I didn’t know most of the songs. That has to do with the fact that the songs here mostly come from the Bubblegum, Pop Rock, Soft Rock, Ballad, Disco, Soul genre.
And this was and is not the music that appeals to me.

Alternate frontcover:

But this kind of music marketing is also part of music history, a sad part.
And that’s why this music also has a place – now and then – in this blog.

That’s all I can think of to say about this entry.

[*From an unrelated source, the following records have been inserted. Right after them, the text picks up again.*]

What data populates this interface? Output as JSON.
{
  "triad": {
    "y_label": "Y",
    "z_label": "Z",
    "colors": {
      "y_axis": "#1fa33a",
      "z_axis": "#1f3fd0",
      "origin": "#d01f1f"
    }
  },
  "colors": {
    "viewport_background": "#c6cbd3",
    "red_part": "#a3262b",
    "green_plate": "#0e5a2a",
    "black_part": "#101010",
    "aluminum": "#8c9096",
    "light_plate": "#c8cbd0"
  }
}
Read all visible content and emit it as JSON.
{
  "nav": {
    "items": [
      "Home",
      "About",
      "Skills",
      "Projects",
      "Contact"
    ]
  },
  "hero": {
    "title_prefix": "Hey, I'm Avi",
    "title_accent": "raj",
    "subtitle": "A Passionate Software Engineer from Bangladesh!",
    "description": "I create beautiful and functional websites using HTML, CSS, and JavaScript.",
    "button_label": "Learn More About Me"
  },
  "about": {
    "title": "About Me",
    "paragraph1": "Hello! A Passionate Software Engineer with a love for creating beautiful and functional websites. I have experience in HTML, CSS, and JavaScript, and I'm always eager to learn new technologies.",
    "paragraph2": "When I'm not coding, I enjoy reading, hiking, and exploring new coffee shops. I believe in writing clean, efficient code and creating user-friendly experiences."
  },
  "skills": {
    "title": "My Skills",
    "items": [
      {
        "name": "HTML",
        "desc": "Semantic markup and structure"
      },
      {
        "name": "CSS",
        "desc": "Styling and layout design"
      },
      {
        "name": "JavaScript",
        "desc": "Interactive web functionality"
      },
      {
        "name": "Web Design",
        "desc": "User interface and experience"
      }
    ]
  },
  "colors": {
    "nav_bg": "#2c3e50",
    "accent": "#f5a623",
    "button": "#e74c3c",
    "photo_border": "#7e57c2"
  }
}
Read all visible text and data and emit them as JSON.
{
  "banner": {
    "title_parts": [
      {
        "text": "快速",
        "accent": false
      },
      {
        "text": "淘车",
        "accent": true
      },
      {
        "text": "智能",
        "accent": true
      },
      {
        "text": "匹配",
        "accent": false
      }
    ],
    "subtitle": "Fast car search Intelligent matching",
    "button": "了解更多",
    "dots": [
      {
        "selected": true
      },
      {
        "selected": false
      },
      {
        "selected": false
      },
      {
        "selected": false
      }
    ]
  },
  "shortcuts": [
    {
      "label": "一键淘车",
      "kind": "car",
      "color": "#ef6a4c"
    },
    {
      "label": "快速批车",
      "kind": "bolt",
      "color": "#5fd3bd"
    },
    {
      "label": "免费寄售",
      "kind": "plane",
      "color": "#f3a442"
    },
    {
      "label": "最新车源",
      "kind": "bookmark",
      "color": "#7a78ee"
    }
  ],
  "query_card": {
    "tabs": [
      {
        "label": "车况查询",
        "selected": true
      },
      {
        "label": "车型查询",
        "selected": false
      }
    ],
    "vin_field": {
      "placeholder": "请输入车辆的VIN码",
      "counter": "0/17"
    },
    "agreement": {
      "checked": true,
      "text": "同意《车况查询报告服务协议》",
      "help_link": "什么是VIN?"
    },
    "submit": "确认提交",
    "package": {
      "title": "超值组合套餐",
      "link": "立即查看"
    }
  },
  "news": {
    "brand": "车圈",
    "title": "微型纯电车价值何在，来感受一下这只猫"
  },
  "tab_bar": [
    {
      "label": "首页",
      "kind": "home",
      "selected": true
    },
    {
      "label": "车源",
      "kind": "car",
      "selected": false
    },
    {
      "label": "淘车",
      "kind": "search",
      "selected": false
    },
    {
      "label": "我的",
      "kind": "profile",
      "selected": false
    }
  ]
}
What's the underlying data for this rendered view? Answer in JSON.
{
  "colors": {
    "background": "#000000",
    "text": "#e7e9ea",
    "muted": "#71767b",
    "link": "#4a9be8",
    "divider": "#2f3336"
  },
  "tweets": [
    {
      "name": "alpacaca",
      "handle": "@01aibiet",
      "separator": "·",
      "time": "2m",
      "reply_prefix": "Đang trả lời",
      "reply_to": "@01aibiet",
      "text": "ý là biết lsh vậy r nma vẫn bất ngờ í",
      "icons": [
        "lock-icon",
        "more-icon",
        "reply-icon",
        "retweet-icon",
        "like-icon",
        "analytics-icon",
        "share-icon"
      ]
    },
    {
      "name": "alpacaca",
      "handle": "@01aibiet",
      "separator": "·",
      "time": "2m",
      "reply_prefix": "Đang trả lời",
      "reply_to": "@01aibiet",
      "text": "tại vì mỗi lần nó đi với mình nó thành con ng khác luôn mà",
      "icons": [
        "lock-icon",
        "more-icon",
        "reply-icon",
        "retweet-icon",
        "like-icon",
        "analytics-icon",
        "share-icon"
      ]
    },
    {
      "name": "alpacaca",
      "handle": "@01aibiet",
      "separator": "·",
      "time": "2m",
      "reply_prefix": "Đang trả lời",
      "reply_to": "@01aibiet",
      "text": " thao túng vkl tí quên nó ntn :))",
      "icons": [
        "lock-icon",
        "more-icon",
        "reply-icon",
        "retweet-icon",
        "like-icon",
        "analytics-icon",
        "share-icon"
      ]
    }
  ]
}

01. Disco Tex & The Sex-O-Lettes: Get Dancing (Nolan/Crewe) 3.50
02. Grass Roots: She’s A Fool (Barkan/Raleigh) 4:00
03. Clarence Carter: Patches (Dunbar/Johnson) 2:57
04. The Glitter Band: Angel Face (Shephard/Rossall) 3:00
05. Christie: Yellow River (Christie) 2:50
06. George McCrae: I Can’t Leave You Alone (Casey/Finch)  3:01
07. Bad Finger: Come And Get It (McCartney) 2:10
08. Mungo Jerry: In The Summertime (Dorset) 3:25
09. The New Seekers: Never Ending Song Of Love (Bramlett) 3:07
10. Climax: Precious & Few (Nims) 2:46
11. Harold Melvin & The Blue Notes: Satisfaction Guaranteed (Huff/Gamble) 3:11
12. The Rubettes: Foe-Dee-O-Dee (Bickerton/Waddington) 3:00
13. Daniel Boone: Beautiful Sunday (Boone/McQueen) 2:58
14. R Dean Taylor: Indiana Wants Me (Taylor) 2:42
15. The Equals: Black Is Black (Wadey/Grainger/Hayes) 2:50
16. The Tams: Hey Girl Don’t Bother Me (Whitley)  2:29
17. The Fortunes: Freedom Come, Freedom Go (Hammond/Hazlewood/Greenaway/Cook) 3:06
18. Andrea True: More More More (Diamond) 2:22
19. John Travolta: Sandy (Louis/Simon) 2:33
20. Lobo: Me & You & A Dog Named Boo (LaVoie) 3:03
21. Mungo Jerry: You Don’t Have To Be In The Army To Fight In The War (Dorset)  3:23
22. Billy Ocean: Love Really Hurts Without You (Findon/Charles) 3:09
23. Jimmy Castor: Troglodyte (Cave Man) (Castor/Jensen/Gibson/Manigault) 3:26
24. Rufus Thomas: Do The Funky Chicken (Thomas) 3:23
25. Blues Image: Ride Captain Ride (Pinera/Konte)  3:30